    Because of this our books are not now sold at the Greenwich Heritage Centre, at Woolwich Arsenal. The bookshop and the Tourist offices sell all sorts of mass-produced rubbish and popular histories of bits of London, ash trays, and tea towels and heaven know what else, but nothing by local residents Rhind and Watson. You have to go the Warwick Leadlay Gallery (not a bookshop), Bookshop on the Heath, Sabos on Crooms Hill (not a bookshop), or even Fergus Noone (not a bookshop but a photographer) in Blackheath Village. Barmy.

    Next: Why can’t we buy a decent good scale map of the Royal Borough of Greenwich (with, or without, the Woolwich end)? Yes, there are Google maps but I want a printed one to carry about and keep in the car. My excellent reasonable scale Geographers has the centre of Greenwich cut through on the pages not only up and down but also left and right. The big scale OS is still too small.

  3. Mary says

    Neil. What I didn’t say in the article is that I went into the Heritage Centre and left a box of books – some of my own stuff, but also some recent books on local history by other authors (and some of them with proper publishers) as well as the current GIHS programme.
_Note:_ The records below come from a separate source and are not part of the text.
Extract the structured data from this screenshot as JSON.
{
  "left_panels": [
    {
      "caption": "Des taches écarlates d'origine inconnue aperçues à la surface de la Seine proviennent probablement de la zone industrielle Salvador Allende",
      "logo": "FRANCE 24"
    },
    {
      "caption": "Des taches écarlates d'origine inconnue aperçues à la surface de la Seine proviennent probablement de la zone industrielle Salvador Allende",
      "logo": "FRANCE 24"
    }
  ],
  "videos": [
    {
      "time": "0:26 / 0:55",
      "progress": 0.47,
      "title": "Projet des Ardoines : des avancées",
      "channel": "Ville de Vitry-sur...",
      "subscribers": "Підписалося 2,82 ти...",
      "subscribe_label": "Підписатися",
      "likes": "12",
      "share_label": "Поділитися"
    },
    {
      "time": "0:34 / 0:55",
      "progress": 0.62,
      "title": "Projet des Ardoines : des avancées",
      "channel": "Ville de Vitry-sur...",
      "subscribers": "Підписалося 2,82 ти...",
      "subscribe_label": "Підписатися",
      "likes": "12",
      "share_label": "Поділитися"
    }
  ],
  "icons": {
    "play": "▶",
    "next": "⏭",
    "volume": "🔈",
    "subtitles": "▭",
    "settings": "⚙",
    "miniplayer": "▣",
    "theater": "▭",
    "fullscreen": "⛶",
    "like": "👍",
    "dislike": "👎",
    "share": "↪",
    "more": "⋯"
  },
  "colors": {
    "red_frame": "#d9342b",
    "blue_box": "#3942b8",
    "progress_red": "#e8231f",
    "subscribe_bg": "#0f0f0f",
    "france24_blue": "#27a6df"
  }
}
I have no reason to believe that any of it has been displayed or sold – and I am intrigued as to what has happened to it. Some of the stuff they do have on sale is over 30 years old.
    I hope someone passes these comments on to them since I do not think for one moment that anyone there ever looks at electronic media.
    The GIHS blog carries original articles and research – not it will not be passed on to enquiring researchers since the Heritage Centre is clearly in total ignorance of it.

  4. MiceElf says
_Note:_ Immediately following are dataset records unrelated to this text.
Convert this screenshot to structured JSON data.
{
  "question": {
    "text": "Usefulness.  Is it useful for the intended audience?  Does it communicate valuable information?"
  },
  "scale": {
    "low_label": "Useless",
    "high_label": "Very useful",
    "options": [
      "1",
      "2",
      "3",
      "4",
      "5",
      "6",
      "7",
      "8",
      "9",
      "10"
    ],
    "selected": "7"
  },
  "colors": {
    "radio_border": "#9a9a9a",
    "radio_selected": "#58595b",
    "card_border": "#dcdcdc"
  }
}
    The heritage centre is a joke these days. No wonder it’s almost empty as any staff there, although very nice and charming, appear to have no idea of what is in their archive and there is no way of discovering it. Oh for the days of Woodlands and Frances Ward

  5. Mary says

    Rob – I am not criticising the search room at all – they are pleasant and helpful, as you say. What I am complaining about are the book sales (and some other things about reception), the collections policy – as I understand it they are accepting nothing at the moment, and do not collect digital media or local newsletters, their apparent ignorance of local societies, and the work they do, no apparent relationships with local historians or communities, and a reliance on nationally promoted events and a big lack of originality. (By which I mean they have events and exhibitions about things which are in the press or which are popularly promoted – not something new so you can learn about Greenwich). Oh – and the Falcon Hildred print stuck in the gents. Greenwich deserves better than this.


Leave a Reply

Your email address will not be published. Required fields are marked *